The America that balked at a football player using his First Amendment rights to protest the extrajudicial abuses and murders of Black and brown people — calling it disrespectful to the flag, a disservice to veterans who served and fought under that flag — would of course ignore that Black veterans are among those unjustly killed by police and immigrant veterans face deportation after they serve this country.

Patriotism, you see, apparently stops meaning quite so much when it might involve protecting veterans who are not white.

At every turn, it seems that “making America great” has really meant making marginalized people suffer even more for the perceived sin of not being white, for the perceived sin of needing their oppression to stop and for the perceived sin of seeking a safer place to go with their families. America has gone from being a country that paid lip service welcoming those in search of a better life to a country that actively refuses asylum to people who most need help.

Until recently, patriotism hasn’t meant selfishness; now it rejects selflessness as unpatriotic.

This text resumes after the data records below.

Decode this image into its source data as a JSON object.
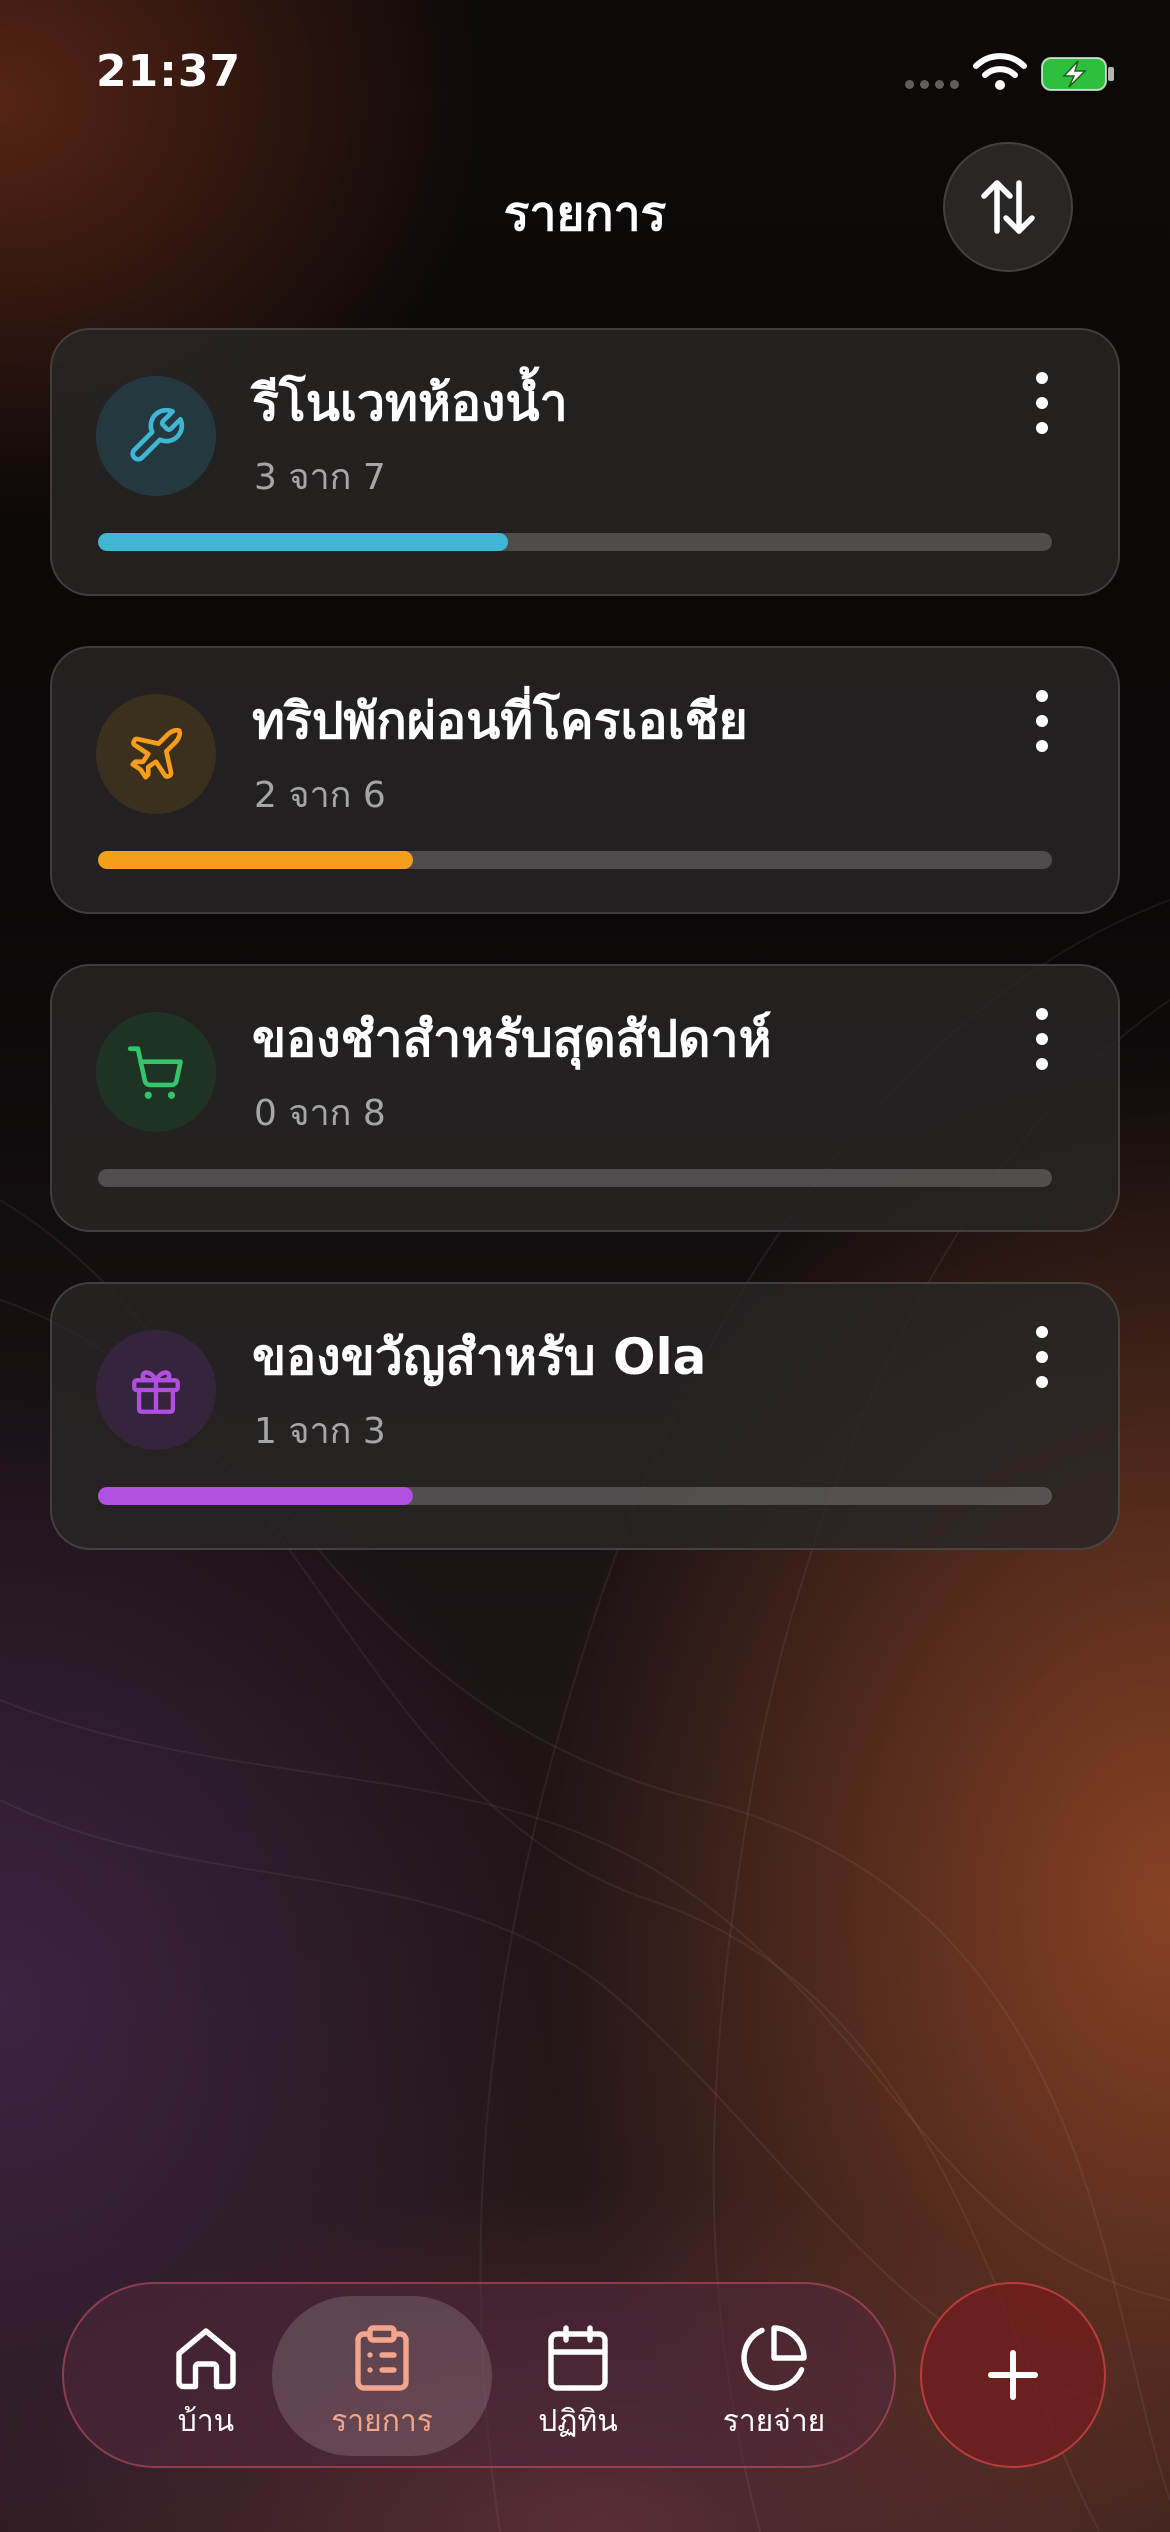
{
  "status_bar": {
    "time": "21:37"
  },
  "header": {
    "title": "รายการ"
  },
  "lists": [
    {
      "title": "รีโนเวทห้องน้ำ",
      "progress_text": "3 จาก 7",
      "done": 3,
      "total": 7,
      "progress": 0.43,
      "icon": "wrench-icon",
      "color": "#3fb6d3",
      "icon_bg": "#24393f"
    },
    {
      "title": "ทริปพักผ่อนที่โครเอเชีย",
      "progress_text": "2 จาก 6",
      "done": 2,
      "total": 6,
      "progress": 0.33,
      "icon": "airplane-icon",
      "color": "#f59e1b",
      "icon_bg": "#3b2f1e"
    },
    {
      "title": "ของชำสำหรับสุดสัปดาห์",
      "progress_text": "0 จาก 8",
      "done": 0,
      "total": 8,
      "progress": 0.0,
      "icon": "cart-icon",
      "color": "#35c46b",
      "icon_bg": "#1f3325"
    },
    {
      "title": "ของขวัญสำหรับ Ola",
      "progress_text": "1 จาก 3",
      "done": 1,
      "total": 3,
      "progress": 0.33,
      "icon": "gift-icon",
      "color": "#b04fe0",
      "icon_bg": "#35253c"
    }
  ],
  "tabs": [
    {
      "label": "บ้าน",
      "icon": "home-icon",
      "active": false
    },
    {
      "label": "รายการ",
      "icon": "clipboard-list-icon",
      "active": true
    },
    {
      "label": "ปฏิทิน",
      "icon": "calendar-icon",
      "active": false
    },
    {
      "label": "รายจ่าย",
      "icon": "pie-chart-icon",
      "active": false
    }
  ],
  "colors": {
    "active_tab": "#f2a58c",
    "accent": "#e0534f"
  }
}
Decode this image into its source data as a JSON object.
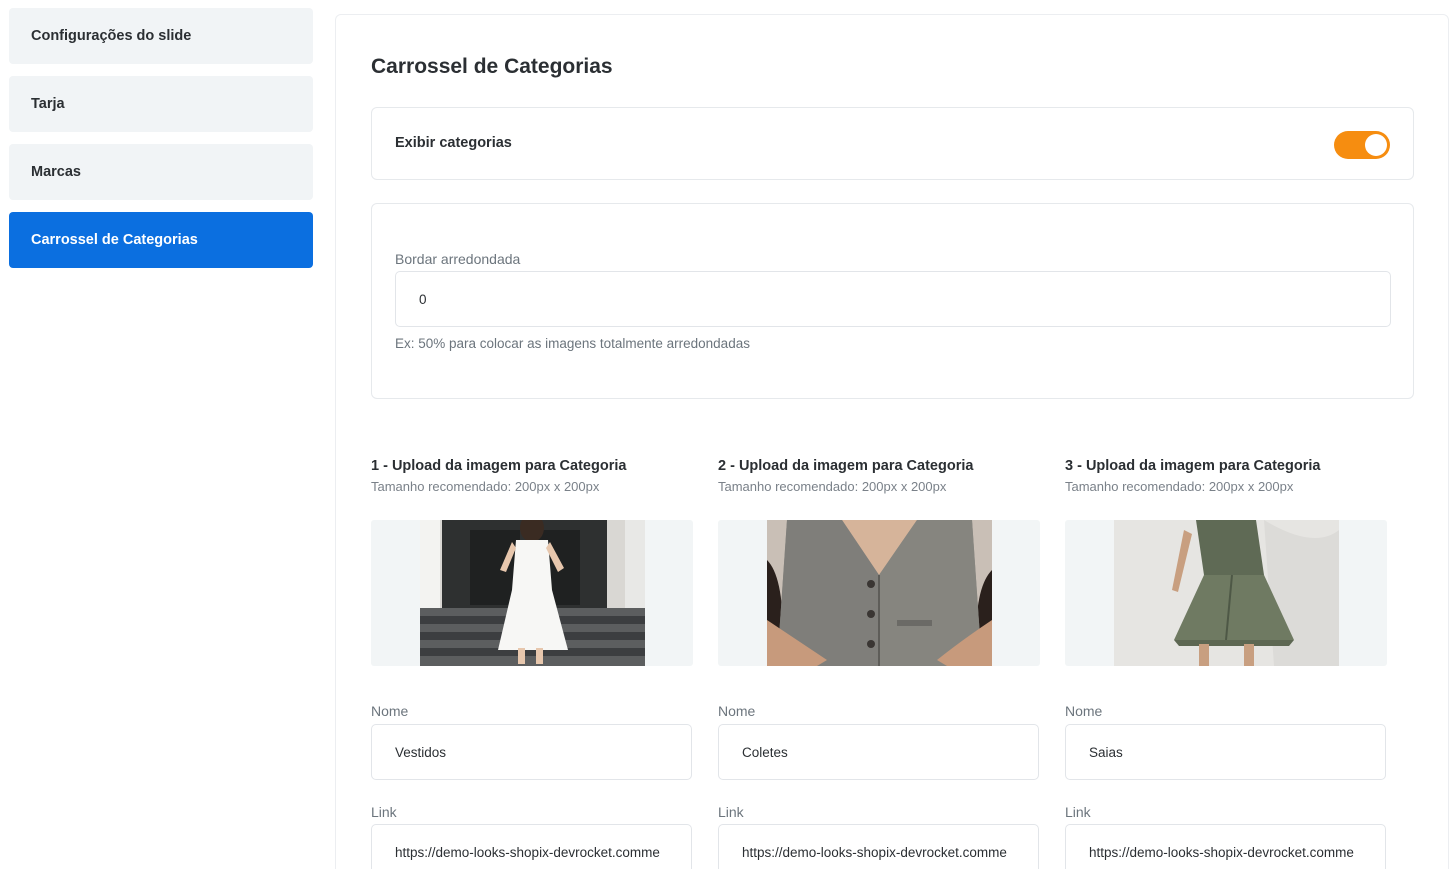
{
  "sidebar": {
    "items": [
      {
        "label": "Configurações do slide",
        "active": false
      },
      {
        "label": "Tarja",
        "active": false
      },
      {
        "label": "Marcas",
        "active": false
      },
      {
        "label": "Carrossel de Categorias",
        "active": true
      }
    ]
  },
  "main": {
    "title": "Carrossel de Categorias",
    "show_categories": {
      "label": "Exibir categorias",
      "enabled": true
    },
    "border": {
      "label": "Bordar arredondada",
      "value": "0",
      "helper": "Ex: 50% para colocar as imagens totalmente arredondadas"
    },
    "uploads": [
      {
        "title": "1 - Upload da imagem para Categoria",
        "subtitle": "Tamanho recomendado: 200px x 200px",
        "image": "white-dress-photo",
        "name_label": "Nome",
        "name_value": "Vestidos",
        "link_label": "Link",
        "link_value": "https://demo-looks-shopix-devrocket.comme"
      },
      {
        "title": "2 - Upload da imagem para Categoria",
        "subtitle": "Tamanho recomendado: 200px x 200px",
        "image": "gray-vest-photo",
        "name_label": "Nome",
        "name_value": "Coletes",
        "link_label": "Link",
        "link_value": "https://demo-looks-shopix-devrocket.comme"
      },
      {
        "title": "3 - Upload da imagem para Categoria",
        "subtitle": "Tamanho recomendado: 200px x 200px",
        "image": "green-skirt-photo",
        "name_label": "Nome",
        "name_value": "Saias",
        "link_label": "Link",
        "link_value": "https://demo-looks-shopix-devrocket.comme"
      }
    ]
  },
  "colors": {
    "accent": "#0b6fe0",
    "toggle_on": "#f68d10",
    "sidebar_bg": "#f1f4f6"
  }
}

Witness the willingness of many to sacrifice their fellow Americans’ health to avoid having to give up even one iota of personal comfort, demanding that workers put themselves and their families at risk to give haircuts or wait tables or clean homes, often to people who refuse to wear masks as a gesture of basic courtesy. We aren’t asking those people to risk death to fight an enemy abroad, let alone a foreign invader. We are demanding that they provide services to people here — including some who proclaim themselves to be “Real Americans,” as though anyone who doesn’t believe what they do is something else.

But I guess a country that values access to guns over children’s lives so often that the response to what was, pre-pandemic, near-daily mass shootings is “thoughts and prayers” instead of gun control doesn’t really have any pride left in itself.

A country with decades of data on the harm that hunger does to people and communities that then lets its own people go hungry — including veterans and their families, who are among those expected to be the hardest hit by current and proposed cuts in food assistance — isn’t a country that loves itself.

And a country in which people applaud while politicians repeatedly try to restrict access to health insurance and thus health care in the middle of an out-of-control pandemic is not a country that values itself — let alone its veterans, when more and more service members and veterans are being diagnosed with COVID-19. When the politicians who should be offering guidance and help to the people are instead largely focused on helping the economy despite the increased risks to the people, telling us that it is for our own good, that is not a nation dedicated to serving the people “that shall not perish from the earth,” but one that is at risk of perishing.

Patriotism has to be more than obsequious adherence to a tortured myth; it cannot just be loving a country that doesn’t love you (or anyone else) back. In order for patriotism to have any real meaning, being patriotic has to involve more than flags (or flag apparel) or support for individual politicians. Real American patriotism is about supporting each other and looking out for each other with more than just slogans and memes. It is showing up to vote in — and be — the kinds of leaders who take care of all of our communities, who prioritize people over arbitrary borders or inane ideas about respecting objects.

The most patriotic thing anyone can do in America is try to make it a better place for everyone and not just you. At the very least, having a modicum of real patriotism would mean acknowledging just how un-American it is to try to make our nation a terrible place for most people and a great place for fascists.